During a recent layover in Atlanta, I walked into an airport restaurant in Terminal F. After I looked over a menu and decided to eat there, the hostess asked me if I wanted to sit at the bar or at a table.
“Table,” I said, wanting some space to relax and write before my overnight flight to Buenos Aires.
As the hostess walked me to a table, she asked me where I was headed.
“Argentina,” I said.
“What are you doing there?”
“You have the need and the right to spend part of your life caring for your soul. It is not easy. You have to resist the demands of the work-oriented, often defensive, element in your psyche that measures life only in terms of output — how much you produce — not in terms of the quality of your life experiences.” — Jean Shinoda Bolen

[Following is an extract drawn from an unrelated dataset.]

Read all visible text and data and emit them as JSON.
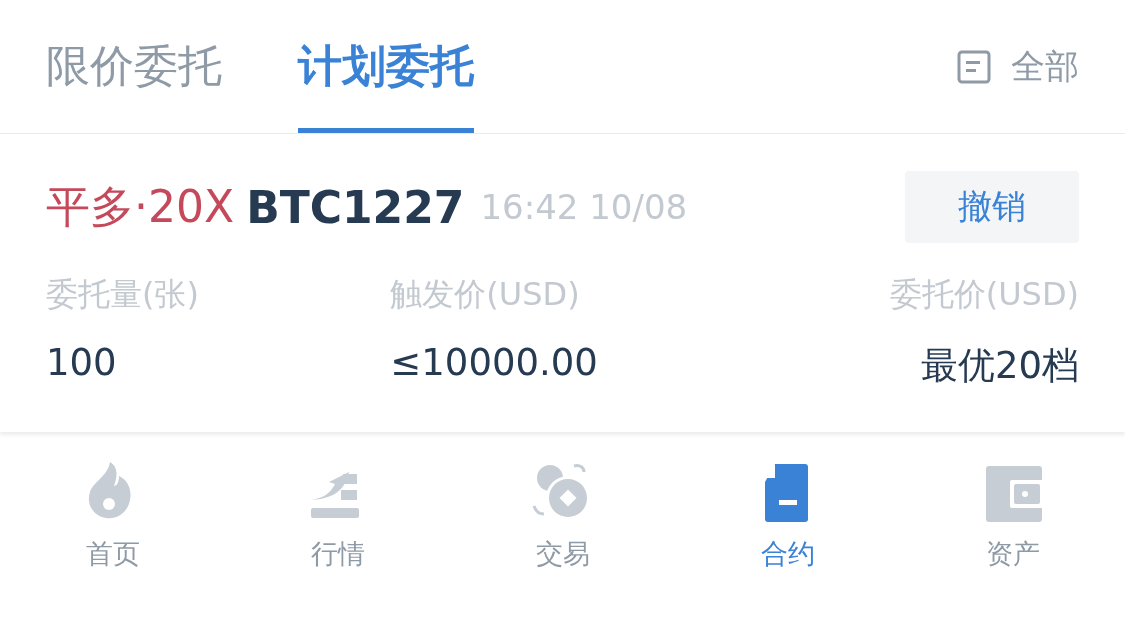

Three weeks ago, my friend Ashwini and I were riding in a jeep through the Colombian countryside near Guatapé. As we took photos and marveled at the lush, green, thriving mountains and the adventure we were on, I tuned in and out of a conversation between the Irish guy and Canadian girl — two fellow travelers, not in our group — with whom we were sharing the jeep.
As the jeep lurched and hobbled down the dirt road, pulling us back and forth with it, the guy and girl began talking about St. Patrick’s Day. As they did, I became lost in a momentary conversation with myself.
“What month is it?” I considered the question in silence for moment before looking at Ashwini.